Communication Technology

E-mail Technology

Electronic mail, most commonly known as email, is a method of exchanging messages between individuals or organizations using electronic devices. It first came to pass in the 1960s but it took until the 1990s for the of email to become ubiquitous. Modern emailing systems are still largely reliant on the ARPANET Technology which was a system for standardizing the encoding and decoding of messages – this basic emailing technology was also influential in the wider creation of the Internet.

The technology which developed into modern email was initially created to share files and messages between an internal building or organization. For example, many universities used to use the system before it became mobile available.

Emailing starts with an MUA which formats the message before sending it to an agent. The agent then determines the address and finds the domain name where it needs to send a message. The messages are then delivered to a delivery agent often known as an MDA before it arrives in the mailbox of the recipient. There are many other complex technological processes involved in sending an email and even though it seems like a basic functionality the thinking and software behind it is incredibly advanced.

From an organizational perspective, there are many benefits to using email. It can facilitate logistics and connect people who are not physically in the same building which is one of the primary drivers of economic growth. Cost reduction is another key factor, as sending an email is much less expensive than letters or phone calls. It’s also an effective filing system whereby users can look back on previous communications without having to store large amounts of paper.

Much of these benefits are also applicable to a personal user, and, with the proliferation of smartphone usage, access to email has become standardized throughout the modern and developing world.

The technologies which have developed around email are not without their constraints or difficulties. For example, information overload and attachment size limitation can prove problematic for sending large quantities of information by email. Another concern which many people have is the threat of spam or malware. Spam is a large amount of unwelcome mail which users received in their inbox. It is predicted that as much as 50% of email traffic is spam. Emails with the potential to infect people’s computers with a virus is also another concern.
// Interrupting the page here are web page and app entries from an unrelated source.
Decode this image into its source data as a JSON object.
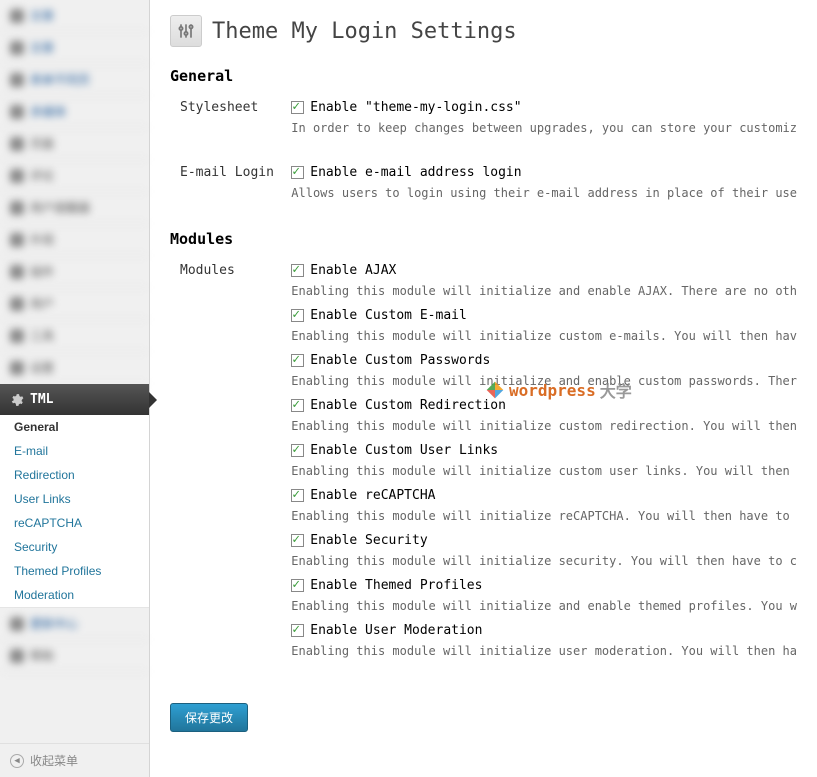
{
  "sidebar": {
    "active_label": "TML",
    "submenu": [
      {
        "label": "General",
        "bold": true
      },
      {
        "label": "E-mail",
        "bold": false
      },
      {
        "label": "Redirection",
        "bold": false
      },
      {
        "label": "User Links",
        "bold": false
      },
      {
        "label": "reCAPTCHA",
        "bold": false
      },
      {
        "label": "Security",
        "bold": false
      },
      {
        "label": "Themed Profiles",
        "bold": false
      },
      {
        "label": "Moderation",
        "bold": false
      }
    ],
    "collapse_label": "收起菜单"
  },
  "page_title": "Theme My Login Settings",
  "sections": {
    "general": {
      "heading": "General",
      "stylesheet": {
        "label": "Stylesheet",
        "checkbox_label": "Enable \"theme-my-login.css\"",
        "desc": "In order to keep changes between upgrades, you can store your customiz"
      },
      "email_login": {
        "label": "E-mail Login",
        "checkbox_label": "Enable e-mail address login",
        "desc": "Allows users to login using their e-mail address in place of their use"
      }
    },
    "modules": {
      "heading": "Modules",
      "label": "Modules",
      "items": [
        {
          "label": "Enable AJAX",
          "desc": "Enabling this module will initialize and enable AJAX. There are no oth"
        },
        {
          "label": "Enable Custom E-mail",
          "desc": "Enabling this module will initialize custom e-mails. You will then hav"
        },
        {
          "label": "Enable Custom Passwords",
          "desc": "Enabling this module will initialize and enable custom passwords. Ther"
        },
        {
          "label": "Enable Custom Redirection",
          "desc": "Enabling this module will initialize custom redirection. You will then"
        },
        {
          "label": "Enable Custom User Links",
          "desc": "Enabling this module will initialize custom user links. You will then "
        },
        {
          "label": "Enable reCAPTCHA",
          "desc": "Enabling this module will initialize reCAPTCHA. You will then have to "
        },
        {
          "label": "Enable Security",
          "desc": "Enabling this module will initialize security. You will then have to c"
        },
        {
          "label": "Enable Themed Profiles",
          "desc": "Enabling this module will initialize and enable themed profiles. You w"
        },
        {
          "label": "Enable User Moderation",
          "desc": "Enabling this module will initialize user moderation. You will then ha"
        }
      ]
    }
  },
  "save_button": "保存更改",
  "watermark": {
    "text": "wordpress",
    "suffix": "大学"
  }
}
People are free to create their own email address however it must be attached to a provider or carrier and different carriers have different requirements and restrictions on the email addresses. For example, it is common to choose a variation of one’s name which comes before the @ key, which is followed by the address of the service the user has decided to join.